So if the second half of the season falters compared to the first half, at least it's making interesting and original storytelling decisions, deploying its large cast of characters in dramatically compelling ways and keeping things ticking over nicely. And then it really all goes horribly wrong in the finale.
The Season 6 finale of The Walking Dead has been justly reviled by very large numbers of both critics and fans. One of the most interesting things about the Saviors before this point is that they're nasty and ruthless, but arguably not outright evil (their insistence on murdering one person as an example has to be countered with Rick's willingness to murder all of them without even knowing anything about them), and in fact seem to be what Team Rick were on their way to becoming given a few more months. The Saviors have some wins and losses, and seem to be a match for our heroes without totally overwhelming them (as, say, the Governor did initially). In the Season 6 finale the Saviors become psychic super-savants, capable of working out exactly what roads (ut of the utter maze of highways, back roads and side-trails sprawling outside Washington, DC our heroes are going to take and blocking them off expertly, building petrol-strewn barricades in minutes and knowing precisely where our characters will stop to get out of their truck to risk a cross-country run so they can set an elaborate trap. It's the most unconvincing, contrived bit of writing I've seen in years and is embarrassingly stupid. The silliness of this ending takes away from the introduction of Negan, the Saviors' much-foreshadowed leader, played with relish by the always-good Jeffrey Dean Morgan, and really reduces the impact of his ruthless execution of one of our heroes (not that you find out who that is until Season 7).
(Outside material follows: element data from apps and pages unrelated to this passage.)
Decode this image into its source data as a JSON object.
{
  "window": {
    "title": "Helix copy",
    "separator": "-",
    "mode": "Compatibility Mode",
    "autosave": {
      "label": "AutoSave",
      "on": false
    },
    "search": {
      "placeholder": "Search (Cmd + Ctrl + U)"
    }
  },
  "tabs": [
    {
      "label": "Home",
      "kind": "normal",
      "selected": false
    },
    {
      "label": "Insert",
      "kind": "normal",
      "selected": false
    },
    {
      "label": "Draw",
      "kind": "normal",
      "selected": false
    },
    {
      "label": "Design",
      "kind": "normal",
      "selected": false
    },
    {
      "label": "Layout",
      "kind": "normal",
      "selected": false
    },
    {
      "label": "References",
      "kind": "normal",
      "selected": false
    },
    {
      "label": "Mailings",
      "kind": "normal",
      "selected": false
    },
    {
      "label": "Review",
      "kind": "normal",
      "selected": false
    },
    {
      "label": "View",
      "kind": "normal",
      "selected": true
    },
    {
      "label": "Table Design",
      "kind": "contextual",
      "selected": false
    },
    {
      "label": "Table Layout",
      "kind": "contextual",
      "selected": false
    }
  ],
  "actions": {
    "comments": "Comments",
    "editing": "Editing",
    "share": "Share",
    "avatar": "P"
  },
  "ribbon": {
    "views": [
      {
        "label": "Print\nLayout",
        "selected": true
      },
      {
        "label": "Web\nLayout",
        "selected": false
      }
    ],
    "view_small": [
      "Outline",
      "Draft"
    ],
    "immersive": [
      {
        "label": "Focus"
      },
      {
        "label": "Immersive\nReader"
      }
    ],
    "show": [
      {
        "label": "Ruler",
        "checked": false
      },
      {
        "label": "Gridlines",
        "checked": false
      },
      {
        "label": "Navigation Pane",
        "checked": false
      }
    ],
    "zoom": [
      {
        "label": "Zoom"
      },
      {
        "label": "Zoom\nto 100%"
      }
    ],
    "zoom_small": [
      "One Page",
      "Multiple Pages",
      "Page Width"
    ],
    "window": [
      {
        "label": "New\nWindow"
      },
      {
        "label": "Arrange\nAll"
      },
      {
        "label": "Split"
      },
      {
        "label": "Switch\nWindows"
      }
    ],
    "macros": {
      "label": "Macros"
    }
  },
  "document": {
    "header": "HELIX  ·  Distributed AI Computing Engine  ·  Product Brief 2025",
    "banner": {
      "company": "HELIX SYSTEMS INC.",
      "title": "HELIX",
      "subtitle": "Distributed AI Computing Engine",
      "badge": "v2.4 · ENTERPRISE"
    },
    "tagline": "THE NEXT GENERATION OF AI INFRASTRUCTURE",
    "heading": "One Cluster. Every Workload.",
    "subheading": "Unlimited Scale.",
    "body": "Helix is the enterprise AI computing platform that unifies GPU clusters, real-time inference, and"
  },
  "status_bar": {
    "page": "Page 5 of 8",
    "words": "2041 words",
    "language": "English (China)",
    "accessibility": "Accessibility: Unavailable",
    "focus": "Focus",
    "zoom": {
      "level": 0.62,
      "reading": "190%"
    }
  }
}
So the sixth season of The Walking Dead (****) is very nearly the best (and is certainly the best-structured and paced), but then makes a series of writing decisions throughout the season which are needlessly annoying, particularly its reliance on fake-out deaths. But as frustrating as it can be, The Walking Dead can also be, particularly in its quieter moments of just dwelling on the world after the fall, surprisingly atmospheric and thoughtful. The show's never-ending quest for consistency continues. The season is available now on DVD (UK, USA) and Blu-Ray (UK, USA).